- Build An Acting Resume: Build your acting resume as you go, listing your most recent or relevant roles first. Acting classes and workshops you take should also appear on your resume. This can also develop into a website showcasing your experience through stills and clips.
- Act Like A Professional: Be responsive and clear in correspondence about upcoming jobs; reading emails in full (paying close attention to wardrobe, hair, and makeup notes) prevents unnecessary headaches. Arrive on set a few minutes early, with everything you need. Most importantly, follow set etiquette.
Like all careers, it’s never a bad idea to do your own research and thoughtfully consider whether it’s a good fit before applying.
TV Shows with stunning UK locations
There’s no doubt that Game of Thrones put certain locations on the map. Though production on GoT has wrapped, there are still a number of great productions that may be hiring background performers in a location near you.
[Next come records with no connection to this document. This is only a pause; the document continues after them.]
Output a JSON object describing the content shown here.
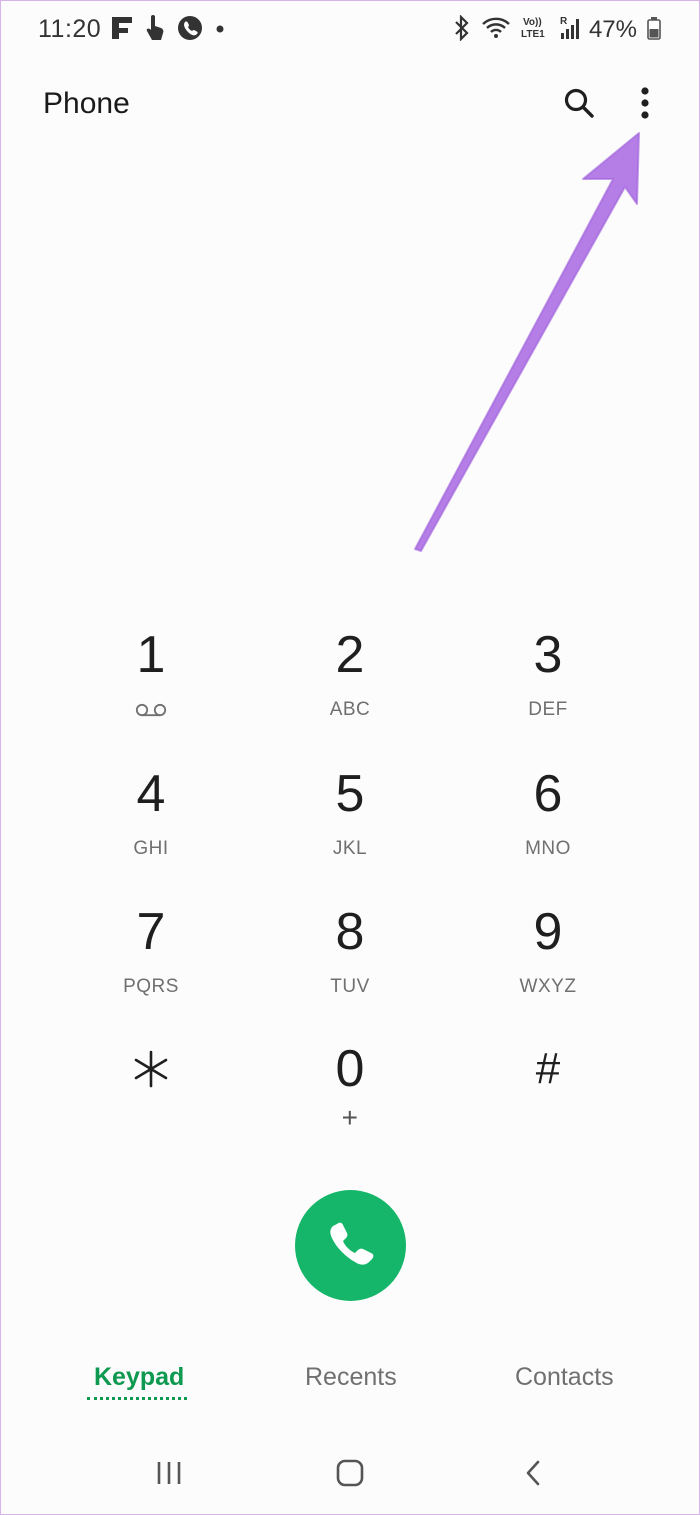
{
  "status_bar": {
    "time": "11:20",
    "battery_percent": "47%",
    "left_icons": [
      "flipboard-icon",
      "touch-icon",
      "phone-call-icon",
      "dot-icon"
    ],
    "right_icons": [
      "bluetooth-icon",
      "wifi-icon",
      "volte-icon",
      "signal-icon",
      "battery-icon"
    ]
  },
  "app_bar": {
    "title": "Phone",
    "actions": [
      "search-icon",
      "more-options-icon"
    ]
  },
  "keypad": {
    "keys": [
      {
        "digit": "1",
        "letters": "",
        "icon": "voicemail-icon"
      },
      {
        "digit": "2",
        "letters": "ABC"
      },
      {
        "digit": "3",
        "letters": "DEF"
      },
      {
        "digit": "4",
        "letters": "GHI"
      },
      {
        "digit": "5",
        "letters": "JKL"
      },
      {
        "digit": "6",
        "letters": "MNO"
      },
      {
        "digit": "7",
        "letters": "PQRS"
      },
      {
        "digit": "8",
        "letters": "TUV"
      },
      {
        "digit": "9",
        "letters": "WXYZ"
      },
      {
        "digit": "*",
        "letters": ""
      },
      {
        "digit": "0",
        "letters": "+"
      },
      {
        "digit": "#",
        "letters": ""
      }
    ]
  },
  "call_button": {
    "icon": "phone-icon",
    "color": "#16b66a"
  },
  "tabs": {
    "items": [
      {
        "label": "Keypad",
        "active": true
      },
      {
        "label": "Recents",
        "active": false
      },
      {
        "label": "Contacts",
        "active": false
      }
    ],
    "active_color": "#0e9950"
  },
  "nav_bar": {
    "buttons": [
      "recent-apps-icon",
      "home-icon",
      "back-icon"
    ]
  },
  "annotation": {
    "color": "#b57ee6",
    "icon": "pointer-arrow"
  }
}
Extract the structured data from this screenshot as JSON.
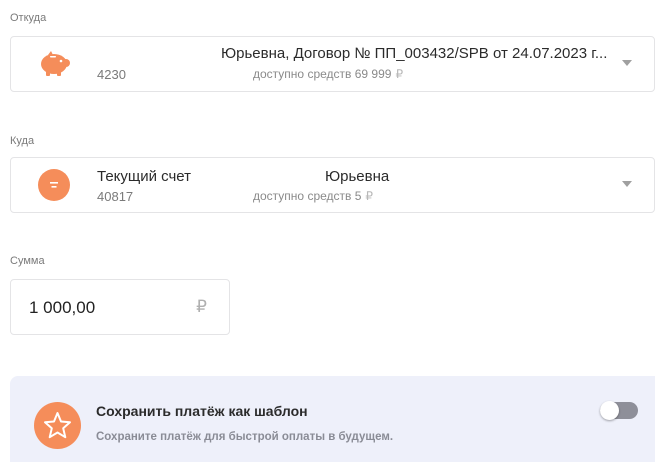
{
  "from": {
    "label": "Откуда",
    "number": "4230",
    "title": "Юрьевна, Договор № ПП_003432/SPB от 24.07.2023 г...",
    "available_text": "доступно средств 69 999",
    "currency": "₽",
    "icon": "piggy-bank-icon"
  },
  "to": {
    "label": "Куда",
    "name": "Текущий счет",
    "owner": "Юрьевна",
    "number": "40817",
    "available_text": "доступно средств 5",
    "currency": "₽",
    "icon": "ruble-coin-icon"
  },
  "amount": {
    "label": "Сумма",
    "value": "1 000,00",
    "currency": "₽"
  },
  "template": {
    "title": "Сохранить платёж как шаблон",
    "subtitle": "Сохраните платёж для быстрой оплаты в будущем.",
    "icon": "star-icon",
    "toggle_on": false
  },
  "colors": {
    "accent": "#f58d5a",
    "template_bg": "#eef0fa",
    "toggle_off": "#8e8f99"
  }
}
Filming at the Elstree Studios in Hertfordshire is combined with location shoots throughout the UK, using landmarks such as Buckingham, Lancaster House, Lyceum Theatre, and the Old Royal Naval College in London.
The popular anthology series combines UK locations with international locations to create its futuristic settings. UK locations include Twickenham Studios, Painshill in Surrey, Bourne Woods, Dartmoor, London. Filming also branched out to Iceland, Spain, and Canada. Black Mirror Season 5 filming is currently underway, with reports of sets being built in Croydon, South London.
The Doctor’s latest adventures feature locations around Sheffield as its backdrop. Additional UK locations include Cardiff and Gosport. To achieve a diverse range of locations and landscapes, the production also completed three weeks of filming in Cape Town, South Africa.
BBC’s new drama series filmed in locations around London including Southwark and Camden. The series also transformed the Tate Modern museum into a police station, the South Place Hotel into a safe house, and Surrey’s Charterhouse School into the Palace of Westminster.
Set before a stunning landscape, Poldark filmed in a variety of locations around Cornwall. The list includes Charlestown, Porthgwarra, Padstow, Holywell, Kynance Cove, Porthcurno, Porthcothan, Park Head, Bodmin Moor, Botallack, Levant, and St. Agnes Head.
The historical time travel series shoots in Scottish locations such as Kinloch Rannoch, Falkland (near Edinburgh), and Doune Castle (near Glasgow). Other settings include Culross, Blackness Castle, and Drummond Castle Gardens. International locations include Prague and a studio in Cape Town for scenes taking place aboard ships.
This BBC cop drama films in and around Birmingham. The production utilized recognizable locations such as The Queen’s Arms before production relocated to Belfast.
[Author’s Note: These opinions are based on a combination of research and experiences working at a Talent Agency, managing background talent as a Third Ad, and being an extra myself.]
The crime drama features various but equally stunning locations in south-west England. West Bay and Bridport, found along Dorset’s Jurassic Coast, feature heavily in Broadchurch. The seaside town of Clevedon, located in North Somerset, also appears in the series.